§ 1. Mr. Mullin
asked the Secretary of State for the Home Department if he will call for a report from the chief 1262 constable of the west midlands as to why west midlands police officers have been taking statements regarding the case of the Birmingham pub bombings when this inquiry has been placed in the hands of the Devon and Cornwall police; and if he will make a statement.
§ The Secretary of State for the Home Department (Mr. Douglas Hurd)
I am assured by the chief constable of Devon and Cornwall that all inquiries and interviews carried out in the course of the investigation of the allegations by the former west midlands police officer Thomas Clarke have been conducted by officers of his force.
I understand from the Director of Public Prosecutions that officers of the West Midlands police have conducted certain inquiries on his behalf in connection with the appeal by the six men convicted of the bombings. These inquiries have no connection with those on which the chief constable of Devon and Cornwall will be reporting to me.
§ Mr. Mullin
Is the Home Secretary aware that there is grave disquiet about the way in which the inquiry is being conducted? I include in that the inquiry that is being conducted by the Devon and Cornwall police. Does he agree that the West Midlands police force is probably the force least qualified in the whole country to be involved in the investigations? Does he further agree that it is the job of the Court of Appeal, not the police, to determine whether witnesses are telling the truth?
§ Dame Jill Knight
Will my right hon. Friend bear in mind the convention of the House, that Members of Parliament mind their own constituency business and do not intervene in matters relating to other hon. Members' constituencies? Will he also recognise that the Birmingham pub bombings have a great deal more relevance to the west midlands than to Sunderland, South?
§ Mr. Hurd
That is not a matter for me. However, I must say that I have been very disturbed by press reports of what the hon. Member for Sunderland, South (Mr. Mullin) is reported to have said in Dublin, where he described these people as political prisoners and cast doubts on the whole process of reference to the Court of Appeal.
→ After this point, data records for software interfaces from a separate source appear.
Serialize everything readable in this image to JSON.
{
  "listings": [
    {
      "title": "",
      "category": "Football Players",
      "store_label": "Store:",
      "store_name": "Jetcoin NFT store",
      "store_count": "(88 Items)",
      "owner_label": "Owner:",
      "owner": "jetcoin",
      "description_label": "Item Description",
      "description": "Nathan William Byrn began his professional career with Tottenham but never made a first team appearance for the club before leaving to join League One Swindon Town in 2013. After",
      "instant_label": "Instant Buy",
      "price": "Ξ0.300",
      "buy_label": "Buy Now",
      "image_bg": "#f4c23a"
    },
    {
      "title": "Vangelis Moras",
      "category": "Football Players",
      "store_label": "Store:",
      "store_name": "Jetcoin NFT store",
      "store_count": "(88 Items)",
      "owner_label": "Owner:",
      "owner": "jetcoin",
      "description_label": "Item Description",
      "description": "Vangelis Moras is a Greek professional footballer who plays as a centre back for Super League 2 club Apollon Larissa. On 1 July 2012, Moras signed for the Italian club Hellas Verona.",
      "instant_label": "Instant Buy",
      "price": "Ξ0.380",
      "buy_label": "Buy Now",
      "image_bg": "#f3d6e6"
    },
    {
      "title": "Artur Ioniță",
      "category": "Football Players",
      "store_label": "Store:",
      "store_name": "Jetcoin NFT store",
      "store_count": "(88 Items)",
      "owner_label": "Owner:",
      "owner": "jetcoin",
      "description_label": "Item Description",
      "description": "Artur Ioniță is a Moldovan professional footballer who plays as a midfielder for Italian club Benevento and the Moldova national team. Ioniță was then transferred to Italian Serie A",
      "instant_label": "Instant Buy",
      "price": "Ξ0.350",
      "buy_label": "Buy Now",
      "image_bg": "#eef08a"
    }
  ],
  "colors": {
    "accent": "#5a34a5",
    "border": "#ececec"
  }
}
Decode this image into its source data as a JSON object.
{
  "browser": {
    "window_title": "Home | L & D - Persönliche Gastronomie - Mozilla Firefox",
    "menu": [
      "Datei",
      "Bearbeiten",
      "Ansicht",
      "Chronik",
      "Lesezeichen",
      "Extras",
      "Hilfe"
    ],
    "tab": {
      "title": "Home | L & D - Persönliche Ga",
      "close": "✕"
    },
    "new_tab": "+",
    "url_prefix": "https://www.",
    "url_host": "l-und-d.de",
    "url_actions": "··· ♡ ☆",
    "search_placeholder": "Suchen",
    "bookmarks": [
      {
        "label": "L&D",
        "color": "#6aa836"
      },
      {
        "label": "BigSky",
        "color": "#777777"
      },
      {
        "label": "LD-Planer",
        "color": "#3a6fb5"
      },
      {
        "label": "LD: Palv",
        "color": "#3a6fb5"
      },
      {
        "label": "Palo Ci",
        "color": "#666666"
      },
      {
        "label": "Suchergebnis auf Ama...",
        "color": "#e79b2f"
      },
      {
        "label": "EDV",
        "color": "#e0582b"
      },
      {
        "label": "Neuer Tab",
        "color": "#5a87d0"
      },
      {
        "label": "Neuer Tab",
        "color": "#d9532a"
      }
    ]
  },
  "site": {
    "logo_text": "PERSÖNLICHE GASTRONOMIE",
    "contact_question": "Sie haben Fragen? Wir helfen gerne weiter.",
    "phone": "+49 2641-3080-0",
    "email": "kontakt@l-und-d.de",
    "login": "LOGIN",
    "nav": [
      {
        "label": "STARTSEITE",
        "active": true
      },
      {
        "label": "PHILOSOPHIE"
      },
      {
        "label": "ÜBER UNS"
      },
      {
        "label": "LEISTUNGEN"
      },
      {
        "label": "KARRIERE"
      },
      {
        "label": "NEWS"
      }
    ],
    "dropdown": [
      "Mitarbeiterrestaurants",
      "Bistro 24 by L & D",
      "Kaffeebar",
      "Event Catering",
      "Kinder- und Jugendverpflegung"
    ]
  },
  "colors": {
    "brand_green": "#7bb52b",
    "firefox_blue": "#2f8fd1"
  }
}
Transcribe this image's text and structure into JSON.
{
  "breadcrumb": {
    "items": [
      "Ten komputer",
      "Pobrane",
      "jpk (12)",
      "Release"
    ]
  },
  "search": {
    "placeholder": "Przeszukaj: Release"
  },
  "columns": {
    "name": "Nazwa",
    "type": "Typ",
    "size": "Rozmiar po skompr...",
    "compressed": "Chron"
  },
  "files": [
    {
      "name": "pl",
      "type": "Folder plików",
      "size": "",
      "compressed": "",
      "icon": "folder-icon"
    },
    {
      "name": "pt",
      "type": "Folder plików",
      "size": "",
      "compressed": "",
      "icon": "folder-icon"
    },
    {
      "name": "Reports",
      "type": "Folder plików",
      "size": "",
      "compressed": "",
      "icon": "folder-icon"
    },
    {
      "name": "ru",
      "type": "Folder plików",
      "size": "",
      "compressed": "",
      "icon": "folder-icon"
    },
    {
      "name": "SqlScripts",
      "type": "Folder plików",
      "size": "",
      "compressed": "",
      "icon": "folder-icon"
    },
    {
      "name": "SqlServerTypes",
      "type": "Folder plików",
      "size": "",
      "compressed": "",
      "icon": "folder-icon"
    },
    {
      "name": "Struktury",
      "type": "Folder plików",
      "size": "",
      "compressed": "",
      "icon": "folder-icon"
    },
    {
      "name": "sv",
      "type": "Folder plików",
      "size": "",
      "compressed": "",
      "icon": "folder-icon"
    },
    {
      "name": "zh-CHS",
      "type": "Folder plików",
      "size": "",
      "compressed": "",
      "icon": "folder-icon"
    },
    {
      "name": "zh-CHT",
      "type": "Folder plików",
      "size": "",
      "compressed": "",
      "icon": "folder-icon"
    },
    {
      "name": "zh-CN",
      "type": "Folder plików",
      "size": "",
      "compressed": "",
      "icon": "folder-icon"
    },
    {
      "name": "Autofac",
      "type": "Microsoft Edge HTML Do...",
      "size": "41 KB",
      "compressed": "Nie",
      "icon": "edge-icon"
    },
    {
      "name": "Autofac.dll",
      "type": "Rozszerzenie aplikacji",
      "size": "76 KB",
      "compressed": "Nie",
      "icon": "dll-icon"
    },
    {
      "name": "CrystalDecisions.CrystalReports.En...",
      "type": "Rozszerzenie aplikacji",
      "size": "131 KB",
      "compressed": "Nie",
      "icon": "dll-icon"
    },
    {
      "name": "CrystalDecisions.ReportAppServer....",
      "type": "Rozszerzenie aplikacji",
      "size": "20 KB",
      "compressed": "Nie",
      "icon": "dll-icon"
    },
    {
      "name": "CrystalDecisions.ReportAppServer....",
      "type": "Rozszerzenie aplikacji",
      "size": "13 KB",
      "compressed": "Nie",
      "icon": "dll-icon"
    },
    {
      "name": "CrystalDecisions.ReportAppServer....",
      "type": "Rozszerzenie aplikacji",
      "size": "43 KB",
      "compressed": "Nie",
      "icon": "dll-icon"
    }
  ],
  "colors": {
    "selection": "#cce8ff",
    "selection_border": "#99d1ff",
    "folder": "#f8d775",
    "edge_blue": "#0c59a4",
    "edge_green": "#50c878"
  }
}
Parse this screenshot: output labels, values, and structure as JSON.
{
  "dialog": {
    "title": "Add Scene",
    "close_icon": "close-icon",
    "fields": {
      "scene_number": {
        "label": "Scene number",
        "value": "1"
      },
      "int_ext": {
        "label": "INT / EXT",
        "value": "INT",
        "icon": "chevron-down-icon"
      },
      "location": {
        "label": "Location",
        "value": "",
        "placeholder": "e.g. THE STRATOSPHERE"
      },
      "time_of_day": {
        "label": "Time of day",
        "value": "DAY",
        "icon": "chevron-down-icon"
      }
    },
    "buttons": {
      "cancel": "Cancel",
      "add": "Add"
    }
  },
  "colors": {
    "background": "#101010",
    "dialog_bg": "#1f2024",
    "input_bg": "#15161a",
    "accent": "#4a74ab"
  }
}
He misled those who were listening to him in Ireland, and brought no credit upon himself.
§ Mr. Alton
In retrospect, does the Home Secretary agree that if the impartiality of the case could have been safeguarded by the Police Complaints Authority there would have been greater public confidence? Does he further agree that if the Maguire and Guildford cases had been referred to the Court of Appeal the extradition agreements would now have been agreed and implemented by the Republic of Ireland?
§ Mr. Hurd
I cannot allow that sort of consideration to influence my decision whether to refer matters to the Court of Appeal. I decided in January to refer the Birmingham case to the Court of Appeal for reasons that I stated to the House at the time. At the same time, I explained why I had not decided to refer the Guildford, Woolwich and Maguire cases. Since then, there has been a suggestion of fresh matter in the case of the Guildford bombings. There was a television programme, and we are 1263 trying to get hold of what Mrs. Fox, who appeared on the programme, is supposed to have said. There has been some difficulty in getting hold of her statement. That has slowed things down and made it more difficult for me to consider whether there is any new matter of substance that will justify referral of the Guildford case.